“I was on CNN’s website ... and I saw a small article about them, and I was appalled by how small it was,” Allie said. Immediately she saw the need for awareness and outreach, and she didn’t wait long to act. According to Allie, the tragedy of the abducted girls is part of a 12-year-old crisis in Nigeria. Boko Haram is estimated to be responsible for the deaths of more than 1,500 people during its rampage of terror.

Taking part is “I Want To Be” is simple: Take a picture holding a sign displaying what you want to be and post it to Instagram and Twitter.

It sounds pretty minuscule, but this type of social media advocacy is a new and aggressive way of relaying a message, and one Allie and her supporters hope will work. After all, awareness is always the first step on the path to action.

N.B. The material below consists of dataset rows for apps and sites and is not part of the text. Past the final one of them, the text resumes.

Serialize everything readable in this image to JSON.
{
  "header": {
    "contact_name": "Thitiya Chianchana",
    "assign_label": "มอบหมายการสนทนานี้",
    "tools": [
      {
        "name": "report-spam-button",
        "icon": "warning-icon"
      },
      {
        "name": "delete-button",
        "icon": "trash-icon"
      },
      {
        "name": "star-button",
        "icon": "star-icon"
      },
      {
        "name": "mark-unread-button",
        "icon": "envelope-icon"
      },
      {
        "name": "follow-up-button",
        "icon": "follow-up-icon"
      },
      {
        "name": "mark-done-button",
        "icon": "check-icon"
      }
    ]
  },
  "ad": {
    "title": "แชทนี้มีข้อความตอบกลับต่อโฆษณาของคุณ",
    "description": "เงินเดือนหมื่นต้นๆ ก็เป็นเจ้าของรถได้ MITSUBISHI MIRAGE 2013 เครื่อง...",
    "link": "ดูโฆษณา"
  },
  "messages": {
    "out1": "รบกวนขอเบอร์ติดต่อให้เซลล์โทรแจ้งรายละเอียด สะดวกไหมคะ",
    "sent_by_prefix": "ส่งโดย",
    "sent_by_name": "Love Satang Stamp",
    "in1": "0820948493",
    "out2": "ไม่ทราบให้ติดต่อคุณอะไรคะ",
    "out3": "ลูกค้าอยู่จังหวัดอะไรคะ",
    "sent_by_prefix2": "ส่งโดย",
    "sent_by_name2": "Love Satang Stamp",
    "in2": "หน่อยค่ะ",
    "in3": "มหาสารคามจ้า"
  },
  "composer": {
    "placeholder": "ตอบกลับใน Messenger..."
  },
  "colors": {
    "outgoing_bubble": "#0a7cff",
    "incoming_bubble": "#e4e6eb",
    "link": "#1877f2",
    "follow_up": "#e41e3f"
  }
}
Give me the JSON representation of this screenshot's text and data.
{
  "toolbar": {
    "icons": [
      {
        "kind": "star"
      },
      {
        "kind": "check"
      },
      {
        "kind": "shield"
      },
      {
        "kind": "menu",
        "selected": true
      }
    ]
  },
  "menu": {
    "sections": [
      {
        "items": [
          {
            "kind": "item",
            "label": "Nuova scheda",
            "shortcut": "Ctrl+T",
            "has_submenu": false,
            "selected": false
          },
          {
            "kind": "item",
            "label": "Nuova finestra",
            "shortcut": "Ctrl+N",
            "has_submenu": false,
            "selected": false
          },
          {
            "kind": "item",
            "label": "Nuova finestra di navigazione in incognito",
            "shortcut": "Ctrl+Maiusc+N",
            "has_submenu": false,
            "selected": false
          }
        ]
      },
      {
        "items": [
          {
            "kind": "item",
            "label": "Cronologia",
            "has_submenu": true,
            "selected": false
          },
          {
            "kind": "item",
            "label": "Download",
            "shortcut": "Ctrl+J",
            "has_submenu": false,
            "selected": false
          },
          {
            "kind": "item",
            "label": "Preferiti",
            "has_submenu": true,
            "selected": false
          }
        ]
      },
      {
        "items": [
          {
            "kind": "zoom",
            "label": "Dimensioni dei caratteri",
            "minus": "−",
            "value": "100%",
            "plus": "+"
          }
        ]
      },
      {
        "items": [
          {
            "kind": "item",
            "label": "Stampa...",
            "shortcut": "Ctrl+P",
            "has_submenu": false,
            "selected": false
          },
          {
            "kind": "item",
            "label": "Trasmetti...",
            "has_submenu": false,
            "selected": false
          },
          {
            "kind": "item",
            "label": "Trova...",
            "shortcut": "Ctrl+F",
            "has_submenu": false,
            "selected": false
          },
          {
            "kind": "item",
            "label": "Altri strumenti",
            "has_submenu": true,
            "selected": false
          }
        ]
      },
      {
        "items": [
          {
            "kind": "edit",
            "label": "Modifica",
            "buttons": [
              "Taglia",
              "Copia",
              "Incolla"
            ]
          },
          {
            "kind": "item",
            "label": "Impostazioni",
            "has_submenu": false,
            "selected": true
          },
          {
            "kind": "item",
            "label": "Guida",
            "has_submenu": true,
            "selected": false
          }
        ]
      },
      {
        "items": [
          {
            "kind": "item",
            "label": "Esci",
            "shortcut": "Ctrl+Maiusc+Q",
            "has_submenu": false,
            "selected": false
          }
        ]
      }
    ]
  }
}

“If our world becomes filled with good people that don’t try and help because they don’t know how, nothing will change,” Allie said.

And in our world of likes and retweets, awareness isn’t that hard to come by. On Twitter alone, “I Want To Be” has reached out to many organizations, including the Peace Corps, and even celebrities, such as Beyoncè, Ellen Degeneres and Lady Gaga.

The group has a tremendous support base at Williamsville East, with almost the entire student body making signs and taking pictures.

Above all, “I Want To Be” is bringing the school closer together. When Allie planned a photo shoot last month, the turnout was fantastic. It was a gathering of teens that suddenly had a drive – a determination to end something atrocious, and a determination to do it as a school, as a community.

“Our acts,” she said, “will build up and generate until we can generate reform.”

It’s kind of like a flame. The more kindling you add, the brighter it gets, and the more people see it.

Sam J. Schatmeyer is a freshman at Williamsville East High School.